Environmental and genetic risk factors in Autism Spectrum Disorder: a stereological study
MetadataShow full item record
This item's downloads: 0 (view details)

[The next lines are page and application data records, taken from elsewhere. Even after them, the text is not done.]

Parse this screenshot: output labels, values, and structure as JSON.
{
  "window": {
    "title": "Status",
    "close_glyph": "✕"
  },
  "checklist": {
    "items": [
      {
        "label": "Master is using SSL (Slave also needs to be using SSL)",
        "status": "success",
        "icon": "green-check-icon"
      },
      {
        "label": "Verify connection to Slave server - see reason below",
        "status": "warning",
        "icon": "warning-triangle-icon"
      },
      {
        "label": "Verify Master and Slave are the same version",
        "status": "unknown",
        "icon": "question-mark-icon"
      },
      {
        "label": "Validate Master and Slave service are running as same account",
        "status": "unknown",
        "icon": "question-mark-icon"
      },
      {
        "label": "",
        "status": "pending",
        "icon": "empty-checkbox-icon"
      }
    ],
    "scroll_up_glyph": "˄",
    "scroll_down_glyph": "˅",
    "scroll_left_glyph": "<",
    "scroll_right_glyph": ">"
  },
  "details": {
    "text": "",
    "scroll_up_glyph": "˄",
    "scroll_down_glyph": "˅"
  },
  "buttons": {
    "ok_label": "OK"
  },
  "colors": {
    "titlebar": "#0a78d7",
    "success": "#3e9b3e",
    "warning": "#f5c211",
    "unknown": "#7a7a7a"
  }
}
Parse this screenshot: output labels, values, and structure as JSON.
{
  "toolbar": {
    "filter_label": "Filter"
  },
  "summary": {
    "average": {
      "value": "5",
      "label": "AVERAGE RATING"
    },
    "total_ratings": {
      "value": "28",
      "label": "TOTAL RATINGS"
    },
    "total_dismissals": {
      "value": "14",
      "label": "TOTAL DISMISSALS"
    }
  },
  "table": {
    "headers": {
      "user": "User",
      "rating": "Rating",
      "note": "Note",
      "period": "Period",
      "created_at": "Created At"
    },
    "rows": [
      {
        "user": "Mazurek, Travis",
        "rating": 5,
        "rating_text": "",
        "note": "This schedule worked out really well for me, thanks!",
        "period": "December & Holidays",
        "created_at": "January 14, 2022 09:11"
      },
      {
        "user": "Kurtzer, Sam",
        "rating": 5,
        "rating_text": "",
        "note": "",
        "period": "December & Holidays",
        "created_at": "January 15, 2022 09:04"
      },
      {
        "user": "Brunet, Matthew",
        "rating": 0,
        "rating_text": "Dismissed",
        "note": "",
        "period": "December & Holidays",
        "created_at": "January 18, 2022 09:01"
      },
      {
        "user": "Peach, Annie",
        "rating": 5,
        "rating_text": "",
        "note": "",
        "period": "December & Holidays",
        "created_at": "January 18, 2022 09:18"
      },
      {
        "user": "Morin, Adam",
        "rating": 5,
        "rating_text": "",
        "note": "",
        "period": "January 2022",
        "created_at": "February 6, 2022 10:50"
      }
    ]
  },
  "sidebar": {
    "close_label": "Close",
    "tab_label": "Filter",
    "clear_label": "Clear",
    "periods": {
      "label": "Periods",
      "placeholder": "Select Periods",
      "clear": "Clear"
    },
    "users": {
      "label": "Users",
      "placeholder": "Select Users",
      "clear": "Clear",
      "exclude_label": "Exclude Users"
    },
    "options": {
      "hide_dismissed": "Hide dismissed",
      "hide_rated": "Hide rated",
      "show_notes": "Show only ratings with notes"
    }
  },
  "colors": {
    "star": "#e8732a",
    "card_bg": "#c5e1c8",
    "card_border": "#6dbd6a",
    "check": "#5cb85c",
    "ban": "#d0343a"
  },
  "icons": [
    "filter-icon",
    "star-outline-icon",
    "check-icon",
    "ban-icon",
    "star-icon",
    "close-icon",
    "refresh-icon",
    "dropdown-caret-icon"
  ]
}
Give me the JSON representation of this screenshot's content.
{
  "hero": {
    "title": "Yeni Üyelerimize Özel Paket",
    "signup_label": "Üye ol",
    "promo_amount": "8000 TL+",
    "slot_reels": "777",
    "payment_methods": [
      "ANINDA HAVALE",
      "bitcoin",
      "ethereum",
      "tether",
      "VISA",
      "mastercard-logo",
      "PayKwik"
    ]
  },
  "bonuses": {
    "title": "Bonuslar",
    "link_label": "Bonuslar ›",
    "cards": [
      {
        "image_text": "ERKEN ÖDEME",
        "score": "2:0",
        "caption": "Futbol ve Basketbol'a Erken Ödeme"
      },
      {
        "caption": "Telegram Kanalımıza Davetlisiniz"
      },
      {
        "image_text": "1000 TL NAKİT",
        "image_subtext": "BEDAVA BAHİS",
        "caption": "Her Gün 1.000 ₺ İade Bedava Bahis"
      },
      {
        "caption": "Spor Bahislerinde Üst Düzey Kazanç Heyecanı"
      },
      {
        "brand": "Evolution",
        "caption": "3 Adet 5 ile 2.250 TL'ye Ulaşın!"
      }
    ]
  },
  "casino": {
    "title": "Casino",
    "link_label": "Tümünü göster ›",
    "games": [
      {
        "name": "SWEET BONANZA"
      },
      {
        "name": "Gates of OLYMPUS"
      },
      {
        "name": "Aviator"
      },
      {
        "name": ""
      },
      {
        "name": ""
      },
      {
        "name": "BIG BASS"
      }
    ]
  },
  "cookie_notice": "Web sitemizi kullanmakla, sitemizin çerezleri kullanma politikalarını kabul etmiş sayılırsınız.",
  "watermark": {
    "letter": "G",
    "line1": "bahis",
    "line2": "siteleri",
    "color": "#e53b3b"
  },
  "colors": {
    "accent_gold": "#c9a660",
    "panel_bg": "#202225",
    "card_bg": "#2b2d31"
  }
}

Autism spectrum disorders (ASD), include a group of heterogeneous neurodevelopmental disorders (NDDs) characterized by impaired social interaction, and communication with restricted patterns of behaviour. The aetiology of ASD is very complex and is mainly characterized by the combination of environmental and genetic risk factors, which generate a variable range of different phenotypes. This thesis investigated two of the main environmental risk factors majorly involved in fetal development: hypoxia and inflammation, to conclude with the investigation of the genetic component to the disorder using stem cell technologies. The intrauterine environment plays a key role in normal neural development. The use of an animal model of chronic fetal hypoxia, revealed a series of morphological alterations of the placenta and its compartments, mainly characterised by impaired vascularization, and consequent reduction of the blood flow to the utero-placental circulation. The successive investigation of the brain morphology in the offspring, showed no significant differences in brain size and neocortical thickness, however the stereological analysis revealed a significant increase of the neuronal nuclear volume associated with the reduced numerical density (Nv) of cortical cells. The second series of studies investigated the involvement of the inflammatory component through the use of the most common pro-inflammatory cytokines: tumor necrosis factor alpha (TNF-α), interleukin (IL)-1β and IL-6, whose relevance is due by their ability to cross the placenta and to affect fetal brain development. Results showed a significant reduction of neurite length in SH-SY5Y treated cells with the three cytokines, and impaired neurite outgrowth and viability in E14 dopaminergic (DAergic) neurons treated with TNF-α. The final part focused on the exploration of Neurexin1 (NRXN1), a gene involved in synaptic functions, extensively associated with ASD. Through the use of induced pluripotent stem cells (iPSCs) this study showed that NRXN1α might affect neuronal progenitor stem cells (NPCs) proliferation, fate determination and neuronal maturation during cortical development. Our studies suggest that there is a delay in neuronal development in the systems studied. To conclude, although there are no pharmacological treatments for the cure of ASD, the early intervention, mainly during the first semester of fetal development, might help to prevent or reduce the risk for ASD.